Decision to allow steelhead fish farms in Washington waters hailed as a “victory, not only for science, but also for food security and job creation in rural areas”
By Fabian Dawson
Cooke Aquaculture, a Canadian seafood farmer, has been given permission to raise Steelhead at four of its sites previously used to raise Atlantic salmon in Washington State’s Puget Sound.
The of State of Washington’s Department of Ecology approved the permit modification application from Cooke making it possible for the company to raise female, triploid steelhead (Oncorhynchus mykiss) at the four sites for a minimum of five years.
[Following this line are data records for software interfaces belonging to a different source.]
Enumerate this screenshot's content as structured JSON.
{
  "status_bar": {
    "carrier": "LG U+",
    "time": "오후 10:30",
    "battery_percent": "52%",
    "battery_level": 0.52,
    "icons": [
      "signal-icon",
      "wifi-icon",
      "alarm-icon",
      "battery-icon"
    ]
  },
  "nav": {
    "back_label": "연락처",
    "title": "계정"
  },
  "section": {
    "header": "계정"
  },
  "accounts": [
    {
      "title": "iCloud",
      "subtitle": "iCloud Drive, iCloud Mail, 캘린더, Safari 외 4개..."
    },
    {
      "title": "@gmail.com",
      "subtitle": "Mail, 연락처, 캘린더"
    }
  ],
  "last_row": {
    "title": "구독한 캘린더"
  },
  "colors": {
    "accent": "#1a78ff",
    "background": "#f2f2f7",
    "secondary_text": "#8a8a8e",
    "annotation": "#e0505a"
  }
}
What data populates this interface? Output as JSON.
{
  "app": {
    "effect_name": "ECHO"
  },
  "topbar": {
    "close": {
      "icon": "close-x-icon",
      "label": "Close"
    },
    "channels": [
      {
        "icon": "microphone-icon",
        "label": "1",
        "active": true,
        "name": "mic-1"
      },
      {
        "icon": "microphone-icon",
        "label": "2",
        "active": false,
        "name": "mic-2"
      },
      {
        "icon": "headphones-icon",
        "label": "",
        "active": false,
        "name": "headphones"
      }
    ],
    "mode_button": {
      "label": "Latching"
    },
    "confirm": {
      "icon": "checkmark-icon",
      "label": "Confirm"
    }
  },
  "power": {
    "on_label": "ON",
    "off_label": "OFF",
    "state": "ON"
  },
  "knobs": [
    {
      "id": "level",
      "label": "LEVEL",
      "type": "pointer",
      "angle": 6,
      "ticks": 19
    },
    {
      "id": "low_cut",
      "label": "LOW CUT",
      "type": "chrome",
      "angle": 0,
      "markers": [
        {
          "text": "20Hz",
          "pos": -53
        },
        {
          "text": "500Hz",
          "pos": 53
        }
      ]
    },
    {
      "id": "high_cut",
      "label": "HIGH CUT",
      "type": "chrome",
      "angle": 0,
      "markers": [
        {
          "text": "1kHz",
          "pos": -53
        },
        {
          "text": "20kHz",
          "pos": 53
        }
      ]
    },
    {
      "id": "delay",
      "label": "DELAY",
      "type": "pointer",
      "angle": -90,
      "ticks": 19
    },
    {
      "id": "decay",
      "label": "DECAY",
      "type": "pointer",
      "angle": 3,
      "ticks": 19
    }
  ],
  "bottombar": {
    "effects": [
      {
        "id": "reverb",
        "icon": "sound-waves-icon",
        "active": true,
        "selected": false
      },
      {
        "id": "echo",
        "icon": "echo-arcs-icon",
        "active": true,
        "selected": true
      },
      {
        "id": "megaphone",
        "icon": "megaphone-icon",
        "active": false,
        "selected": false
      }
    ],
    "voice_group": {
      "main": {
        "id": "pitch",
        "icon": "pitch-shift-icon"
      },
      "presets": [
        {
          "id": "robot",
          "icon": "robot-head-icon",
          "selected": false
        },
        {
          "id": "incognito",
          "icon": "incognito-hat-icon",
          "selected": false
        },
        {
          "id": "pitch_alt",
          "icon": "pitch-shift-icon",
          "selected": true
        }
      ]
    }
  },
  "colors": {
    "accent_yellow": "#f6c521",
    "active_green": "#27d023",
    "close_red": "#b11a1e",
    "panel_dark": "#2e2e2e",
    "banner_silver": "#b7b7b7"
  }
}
“This decision is a victory, not only for science, but also for food security and job creation in rural areas,” said Jeanne McKnight, executive director of the Northwest Aquaculture Alliance (NWAA).
“Despite the concerted misinformation campaign that some anti-aquaculture ENGO groups have waged against marine aquaculture, in the end, such groups failed to prove any negative impacts of fish farming on the marine environment,” she said.
“We appreciate the professionals who work for our state agencies for seeing past the misinformation campaign and letting science rule the day.”
In addition to the Department of Ecology’s review of water quality permits, the Washington Department of Fish and Wildlife (WDFW) previously spent one year analyzing potential impacts to Puget Sound, during which experts analyzed more than 150 studies on marine aquaculture. In the end, WDFW concluded that farming steelhead posed no significant risk to the marine environment.
Cooke’s operations in Washington has been under attack by a coalition comprising the Center for Biological Diversity, the Center for Food Safety, the Wild Fish Conservancy and Friends of the Earth, which came together to block approval of the seafood farmers’ plans.
Washington’s fish farms have operated in Puget Sound since the 1980s under an assortment of owners throughout the years. In 2016, Cooke Aquaculture Pacific purchased the farms, retained all its rural workforce and began investing to modernize the operations.
in 2017, the company faced some $332,000 in fines over water quality after hundreds of thousands of Atlantic salmon escaped a Cooke net-pen structure.
Following the escapes, the Washington Legislature in March 2018 voted to phase out farming of non-native fish — including Atlantic salmon — in Washington waters.
This vote, described as an ‘emotional response by politicians’, was cast despite there being no example of the transfer of disease from farmed salmon to wild fish ever being documented by a regulatory agency in Washington.
Millions of Atlantic salmon have been intentionally released into Pacific Northwest rivers and lakes, beginning more than a century ago and dozens of attempts were made to establish viable Atlantic salmon populations on the West Coast. All the documented experiments concluded that no spawning populations had survived because farmed Atlantic salmon are poor colonisers when competing with wild Pacific salmon.
Cooke’s move to raise all-female, sterile (triploid) rainbow trout/steelhead now allows it to continue operating in Washington waters under a joint-venture with the Jamestown S’Klallam Tribe.
Outside Canada, the New Brunswick-based company has farming operations across the United States, Chile, Spain, Scotland, Argentina, and Uruguay, employing about 9,000 people with annual sales over $2 billion.
“As an industry, aquaculture is a job-creator, bringing much-needed employment to rural areas where jobs are scarce. It also attracts a range of support businesses that also provide direct and indirect economic benefits,” said McKnight.
The Washington decision comes in the wake of plans to phase out salmon farms in the neighbouring BC’s Discovery Islands, despite nine-peer reviewed studies that showed the operations had virtually no impact on wild stocks migrating through the area.
Bernadette Jordan, Canada’s Minister of Fisheries and Oceans, who made the pre-Christmas announcement to phase out the salmon farms, admitted that science took a back seat to social licence when making the decision.
Despite voluminous evidence by local, national and international scientists, that salmon farms pose a minimal risk to wild stocks, anti-fish farm activists working with some First Nations in BC wanted them ousted from the seas to grow fish on land.
This activist-agenda hides the fact that growing fish on land will increase greenhouse gas emissions, drive the industry away from remote coastal communities to bigger markets in the US and put enormous pressure on land and freshwater resources.
The closure of salmon farms in the Discovery Islands, which had been operating for 35 years, will result in 1,498 people losing their jobs, mostly in the coastal communities of North Vancouver Island, an initial estimate by the industry shows.
The closures over the next 18 months will also result in the loss of $379.7 million in economic output for the region, a labour income loss of $84.6 million and a tax hit for the region amounting to $21 million.
(Main image shows a worker at Cooke Aquaculture’s Hope Island salmon farming site in Washington State. Photo: Cooke)